• _TASK GOAL_
Where the data below has the string "Slot", return the whole line.

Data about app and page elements
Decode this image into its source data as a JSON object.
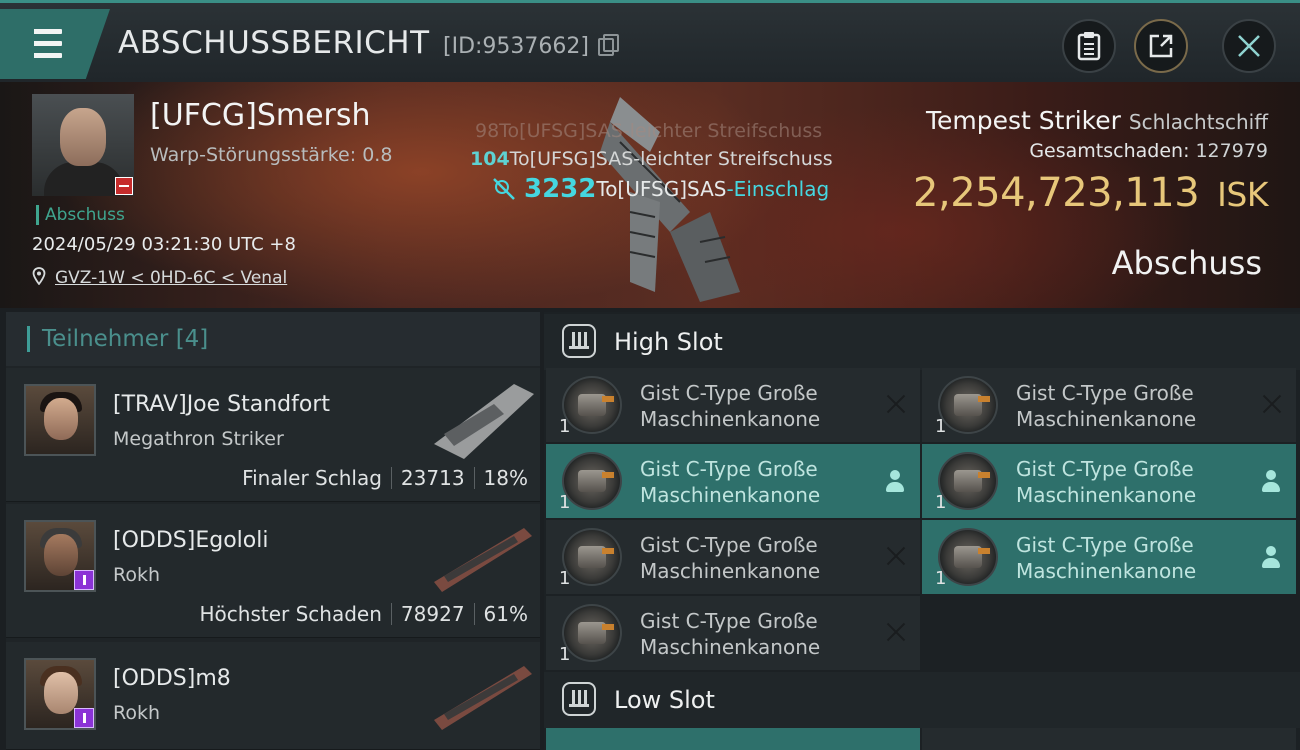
{
  "header": {
    "title": "ABSCHUSSBERICHT",
    "kill_id": "[ID:9537662]",
    "icons": [
      "menu-icon",
      "copy-icon",
      "clipboard-icon",
      "share-icon",
      "close-icon"
    ]
  },
  "victim": {
    "name": "[UFCG]Smersh",
    "warp_strength": "Warp-Störungsstärke: 0.8",
    "tag": "Abschuss",
    "datetime": "2024/05/29 03:21:30 UTC +8",
    "location": "GVZ-1W < 0HD-6C < Venal",
    "ship_name": "Tempest Striker",
    "ship_class": "Schlachtschiff",
    "total_damage_label": "Gesamtschaden:",
    "total_damage_value": "127979",
    "isk_value": "2,254,723,113",
    "isk_currency": "ISK",
    "result": "Abschuss"
  },
  "combat_log": {
    "line1": "98To[UFSG]SAS-leichter Streifschuss",
    "line2_num": "104",
    "line2_text": "To[UFSG]SAS-leichter Streifschuss",
    "line3_num": "3232",
    "line3_target": "To[UFSG]SAS",
    "line3_effect": "-Einschlag"
  },
  "participants": {
    "header": "Teilnehmer [4]",
    "rows": [
      {
        "name": "[TRAV]Joe Standfort",
        "ship": "Megathron Striker",
        "label": "Finaler Schlag",
        "damage": "23713",
        "percent": "18%"
      },
      {
        "name": "[ODDS]Egololi",
        "ship": "Rokh",
        "label": "Höchster Schaden",
        "damage": "78927",
        "percent": "61%"
      },
      {
        "name": "[ODDS]m8",
        "ship": "Rokh",
        "label": "",
        "damage": "",
        "percent": ""
      }
    ]
  },
  "fitting": {
    "high_slot_label": "High Slot",
    "low_slot_label": "Low Slot",
    "module_line1": "Gist C-Type Große",
    "module_line2": "Maschinenkanone",
    "qty": "1",
    "colors": {
      "highlight": "#2e706b",
      "normal": "#252b2e",
      "isk": "#e7c77a",
      "accent": "#3e9d97"
    }
  }
}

• _THE COMPLETED TASK_
    "high_slot_label": "High Slot",
    "low_slot_label": "Low Slot",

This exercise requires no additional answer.